DIRECTIONS: Every line below that holds the string "FirstStep" should be copied out.

◇ ◇ ◇ ◇ ◇

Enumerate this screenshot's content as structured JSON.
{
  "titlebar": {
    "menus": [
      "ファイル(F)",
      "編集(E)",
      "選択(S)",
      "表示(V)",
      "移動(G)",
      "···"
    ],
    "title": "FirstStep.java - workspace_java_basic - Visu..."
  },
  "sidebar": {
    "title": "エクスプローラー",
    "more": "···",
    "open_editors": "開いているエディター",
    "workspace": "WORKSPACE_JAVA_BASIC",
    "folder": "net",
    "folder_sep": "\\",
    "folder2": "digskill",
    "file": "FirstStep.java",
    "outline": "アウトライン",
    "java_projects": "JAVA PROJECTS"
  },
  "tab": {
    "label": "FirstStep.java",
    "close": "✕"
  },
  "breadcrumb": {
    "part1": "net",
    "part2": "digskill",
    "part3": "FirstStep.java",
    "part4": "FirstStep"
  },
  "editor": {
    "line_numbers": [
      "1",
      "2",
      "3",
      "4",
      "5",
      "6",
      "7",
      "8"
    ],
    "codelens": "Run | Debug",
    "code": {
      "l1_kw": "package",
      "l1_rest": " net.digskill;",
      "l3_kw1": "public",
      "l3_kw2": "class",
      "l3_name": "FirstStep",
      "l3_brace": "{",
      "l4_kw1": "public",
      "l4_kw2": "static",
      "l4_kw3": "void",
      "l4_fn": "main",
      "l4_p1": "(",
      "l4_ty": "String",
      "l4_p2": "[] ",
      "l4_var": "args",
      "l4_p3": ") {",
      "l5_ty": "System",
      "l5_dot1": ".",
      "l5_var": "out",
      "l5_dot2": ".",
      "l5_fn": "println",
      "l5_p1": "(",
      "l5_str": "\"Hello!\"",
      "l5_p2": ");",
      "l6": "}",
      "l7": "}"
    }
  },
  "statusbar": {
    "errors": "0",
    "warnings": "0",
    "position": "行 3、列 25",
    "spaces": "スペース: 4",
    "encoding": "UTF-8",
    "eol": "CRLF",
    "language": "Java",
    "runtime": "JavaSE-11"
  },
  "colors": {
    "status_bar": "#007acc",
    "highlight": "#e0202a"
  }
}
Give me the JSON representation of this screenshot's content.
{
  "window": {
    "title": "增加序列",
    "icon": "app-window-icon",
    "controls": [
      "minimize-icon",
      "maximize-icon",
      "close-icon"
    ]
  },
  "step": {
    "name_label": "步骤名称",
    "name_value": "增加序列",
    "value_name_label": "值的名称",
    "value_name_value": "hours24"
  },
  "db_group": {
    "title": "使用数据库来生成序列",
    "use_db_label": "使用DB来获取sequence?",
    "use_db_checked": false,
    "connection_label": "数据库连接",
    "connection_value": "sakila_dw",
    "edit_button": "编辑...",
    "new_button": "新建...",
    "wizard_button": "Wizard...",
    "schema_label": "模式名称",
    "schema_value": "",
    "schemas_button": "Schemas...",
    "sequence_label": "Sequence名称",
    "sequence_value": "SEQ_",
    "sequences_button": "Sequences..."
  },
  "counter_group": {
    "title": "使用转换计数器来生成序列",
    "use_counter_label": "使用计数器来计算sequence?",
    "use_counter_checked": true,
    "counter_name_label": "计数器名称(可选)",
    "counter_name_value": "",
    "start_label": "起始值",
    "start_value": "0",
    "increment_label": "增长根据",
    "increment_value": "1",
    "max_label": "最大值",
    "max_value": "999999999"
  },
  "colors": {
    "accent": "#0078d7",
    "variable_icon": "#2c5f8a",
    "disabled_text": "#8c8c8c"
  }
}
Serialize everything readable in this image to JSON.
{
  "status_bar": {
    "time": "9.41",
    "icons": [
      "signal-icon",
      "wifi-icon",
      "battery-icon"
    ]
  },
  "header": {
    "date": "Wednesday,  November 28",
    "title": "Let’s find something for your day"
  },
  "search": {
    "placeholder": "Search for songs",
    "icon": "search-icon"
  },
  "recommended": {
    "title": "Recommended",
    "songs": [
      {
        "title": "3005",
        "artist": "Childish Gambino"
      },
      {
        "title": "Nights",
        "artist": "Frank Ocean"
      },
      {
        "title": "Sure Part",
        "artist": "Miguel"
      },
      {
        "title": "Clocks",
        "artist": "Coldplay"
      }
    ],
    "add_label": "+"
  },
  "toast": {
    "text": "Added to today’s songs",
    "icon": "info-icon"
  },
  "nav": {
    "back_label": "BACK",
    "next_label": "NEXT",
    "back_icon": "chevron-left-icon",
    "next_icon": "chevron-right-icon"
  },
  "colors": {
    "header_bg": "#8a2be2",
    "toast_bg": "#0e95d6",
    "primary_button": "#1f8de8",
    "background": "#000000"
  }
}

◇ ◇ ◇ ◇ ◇

TASK RESULT:
    "title": "FirstStep.java - workspace_java_basic - Visu..."
    "file": "FirstStep.java",
    "label": "FirstStep.java",
    "part3": "FirstStep.java",
    "part4": "FirstStep"
      "l3_name": "FirstStep",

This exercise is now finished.